Is no one safe from the censors? You may know Amanda Palmer for her colorful outbursts or that one time she played a Radiohead cover on the uke or simply as the louder half of the Dresden Dolls. But lately, it seems she’s in the unenviable position of having to defend her latest single, “Oasis,” to British music outlets like NME and MTV. It’s not that they don’t like it — on the contrary, they adore it. The song just doesn’t fit their stringent standards. Although, in a pop climate permeated by the subtle poetics of bitches and hos, there’s really nothing incredibly NSFW about the single, which manages to poke fun at everything from date rape to loony fundies — all in just over two minutes. See the video after the jump.

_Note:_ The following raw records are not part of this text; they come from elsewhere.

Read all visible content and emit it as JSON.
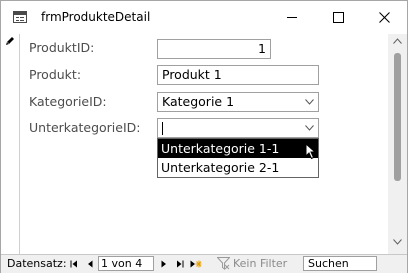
{
  "window": {
    "title": "frmProdukteDetail"
  },
  "fields": [
    {
      "label": "ProduktID:",
      "value": "1"
    },
    {
      "label": "Produkt:",
      "value": "Produkt 1"
    },
    {
      "label": "KategorieID:",
      "value": "Kategorie 1"
    },
    {
      "label": "UnterkategorieID:",
      "value": ""
    }
  ],
  "dropdown": {
    "options": [
      "Unterkategorie 1-1",
      "Unterkategorie 2-1"
    ],
    "selected_index": 0
  },
  "navigation": {
    "label": "Datensatz:",
    "position": "1 von 4",
    "filter_label": "Kein Filter",
    "search_placeholder": "Suchen"
  },
  "icons": {
    "app": "form-icon",
    "record": "pencil-icon",
    "combo": "chevron-down-icon"
  },
  "colors": {
    "selected_bg": "#000000",
    "selected_fg": "#ffffff",
    "label": "#4d4d4d"
  }
}
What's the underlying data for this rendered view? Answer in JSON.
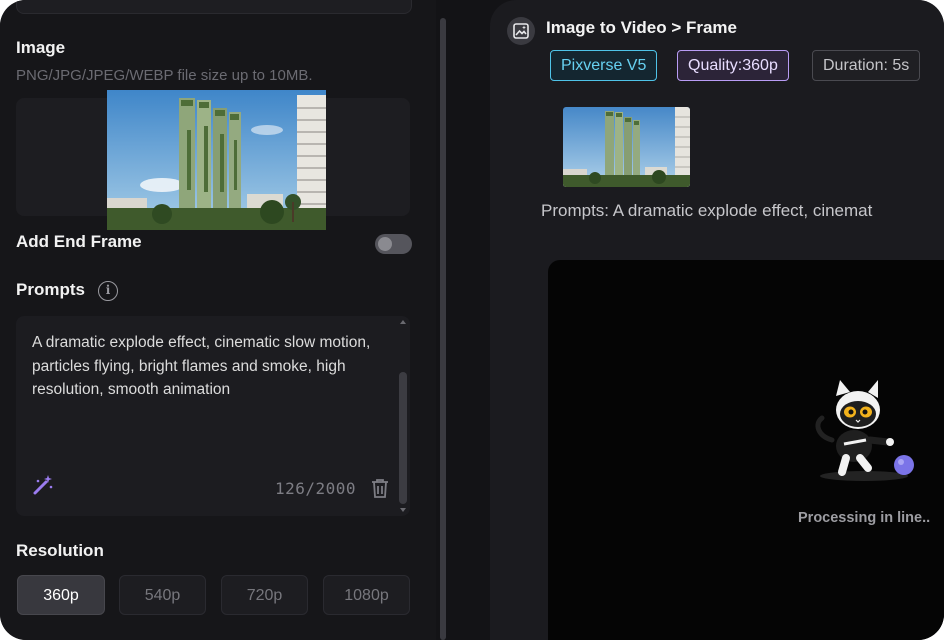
{
  "left_panel": {
    "image_section": {
      "title": "Image",
      "hint": "PNG/JPG/JPEG/WEBP file size up to 10MB."
    },
    "end_frame": {
      "label": "Add End Frame",
      "enabled": false
    },
    "prompts": {
      "title": "Prompts",
      "info_icon": "info-icon",
      "text": "A dramatic explode effect, cinematic slow motion, particles flying, bright flames and smoke, high resolution, smooth animation",
      "counter": "126/2000",
      "wand_icon": "magic-wand-icon",
      "trash_icon": "trash-icon"
    },
    "resolution": {
      "title": "Resolution",
      "options": [
        "360p",
        "540p",
        "720p",
        "1080p"
      ],
      "selected": "360p"
    }
  },
  "right_panel": {
    "breadcrumb": "Image to Video > Frame",
    "tags": {
      "model": "Pixverse V5",
      "quality": "Quality:360p",
      "duration": "Duration: 5s"
    },
    "prompt_line": "Prompts: A dramatic explode effect, cinemat",
    "status": "Processing in line..",
    "colors": {
      "model_accent": "#4fc3e8",
      "quality_accent": "#b99cf5",
      "wand_accent": "#9b7cf0"
    }
  }
}
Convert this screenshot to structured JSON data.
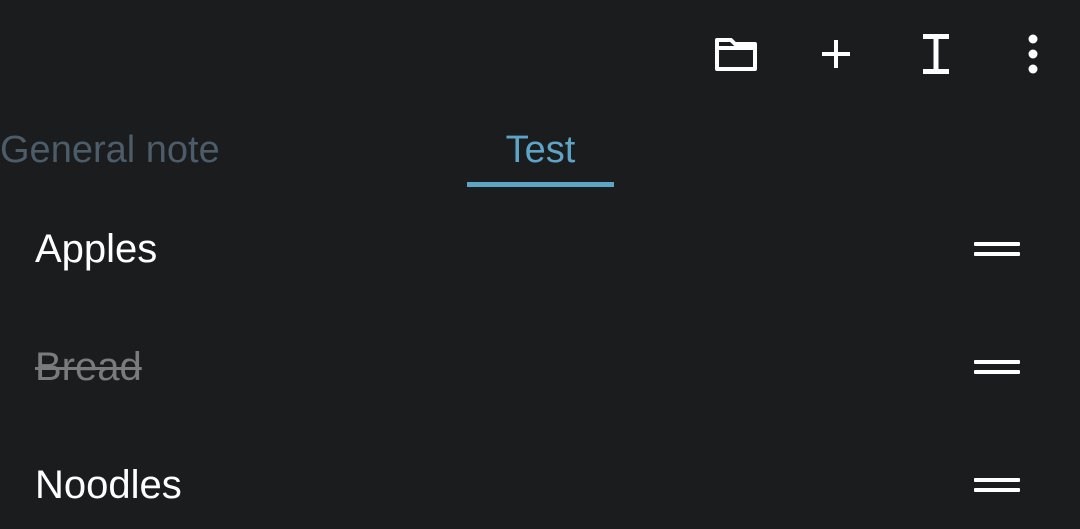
{
  "toolbar": {
    "buttons": [
      {
        "icon": "folder-icon"
      },
      {
        "icon": "plus-icon"
      },
      {
        "icon": "text-cursor-icon"
      },
      {
        "icon": "more-vert-icon"
      }
    ]
  },
  "tabs": [
    {
      "label": "General note",
      "active": false
    },
    {
      "label": "Test",
      "active": true
    }
  ],
  "list": {
    "items": [
      {
        "label": "Apples",
        "checked": false
      },
      {
        "label": "Bread",
        "checked": true
      },
      {
        "label": "Noodles",
        "checked": false
      }
    ]
  },
  "colors": {
    "background": "#1b1c1e",
    "accent": "#5da4c6",
    "inactive_tab": "#4c5c68",
    "checked_text": "#7a7b7d",
    "text": "#ffffff"
  }
}
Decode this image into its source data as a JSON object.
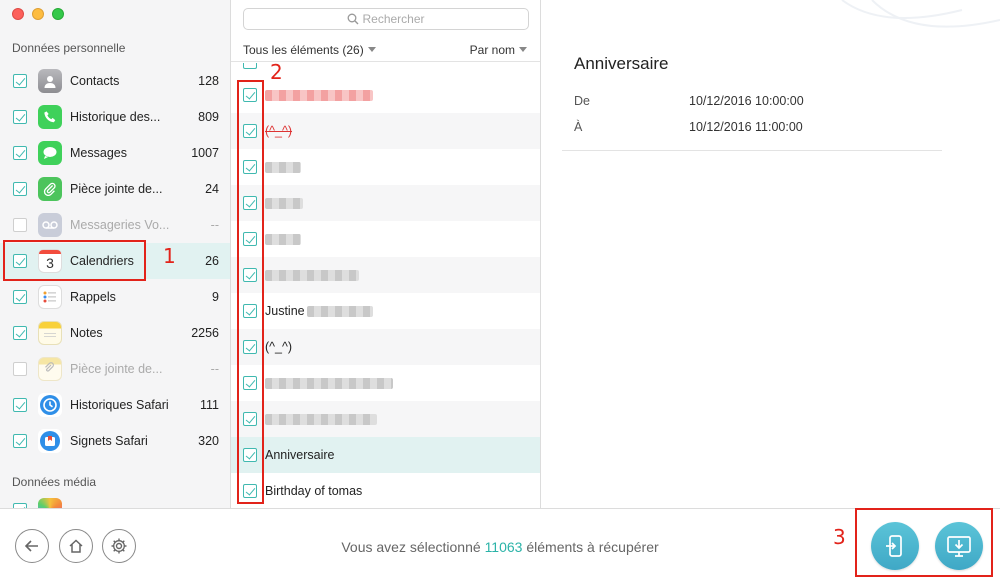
{
  "sidebar": {
    "section_personal": "Données personnelle",
    "section_media": "Données média",
    "items": [
      {
        "label": "Contacts",
        "count": "128"
      },
      {
        "label": "Historique des...",
        "count": "809"
      },
      {
        "label": "Messages",
        "count": "1007"
      },
      {
        "label": "Pièce jointe de...",
        "count": "24"
      },
      {
        "label": "Messageries Vo...",
        "count": "--"
      },
      {
        "label": "Calendriers",
        "count": "26",
        "icon_text": "3"
      },
      {
        "label": "Rappels",
        "count": "9"
      },
      {
        "label": "Notes",
        "count": "2256"
      },
      {
        "label": "Pièce jointe de...",
        "count": "--"
      },
      {
        "label": "Historiques Safari",
        "count": "111"
      },
      {
        "label": "Signets Safari",
        "count": "320"
      }
    ]
  },
  "list": {
    "search_placeholder": "Rechercher",
    "filter_label": "Tous les éléments (26)",
    "sort_label": "Par nom",
    "rows": [
      {
        "label": ""
      },
      {
        "label": "(^_^)"
      },
      {
        "label": ""
      },
      {
        "label": ""
      },
      {
        "label": ""
      },
      {
        "label": ""
      },
      {
        "label": "Justine"
      },
      {
        "label": "(^_^)"
      },
      {
        "label": ""
      },
      {
        "label": ""
      },
      {
        "label": "Anniversaire"
      },
      {
        "label": "Birthday of tomas"
      }
    ]
  },
  "detail": {
    "title": "Anniversaire",
    "from_label": "De",
    "from_value": "10/12/2016 10:00:00",
    "to_label": "À",
    "to_value": "10/12/2016 11:00:00"
  },
  "bottom": {
    "status_prefix": "Vous avez sélectionné",
    "status_count": "11063",
    "status_suffix": "éléments à récupérer"
  },
  "annotations": {
    "n1": "1",
    "n2": "2",
    "n3": "3"
  },
  "colors": {
    "accent": "#40b9b0",
    "annotation": "#e2231a",
    "selected_bg": "#e1f2f1"
  }
}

And don’t take my word for it, take hers. “I sat down one day in or around 2002 and wrote a tongue-in-cheek, ironic up-tempo pop song. A song about a girl who got drunk, was date-raped, and had an abortion. She sings about these things lightly and joyfully and says that she doesn’t care that these things have happened to her because Oasis (her favorite band) has sent her an autographed photo in the mail. And to make things even better (!!), her bitchy friend Melissa, who told the whole school about the abortion, is really jealous.” She adds to those unable to detect it, “If you cannot sense the irony in this song, you’re about two intelligence points above a kumquat.” But sadly, such is the state of music these days. There is a simple solution to simultaneously delivering a bang-out single, shirking the double standards of the censors, and pleasing the Britons: “Leeds United.”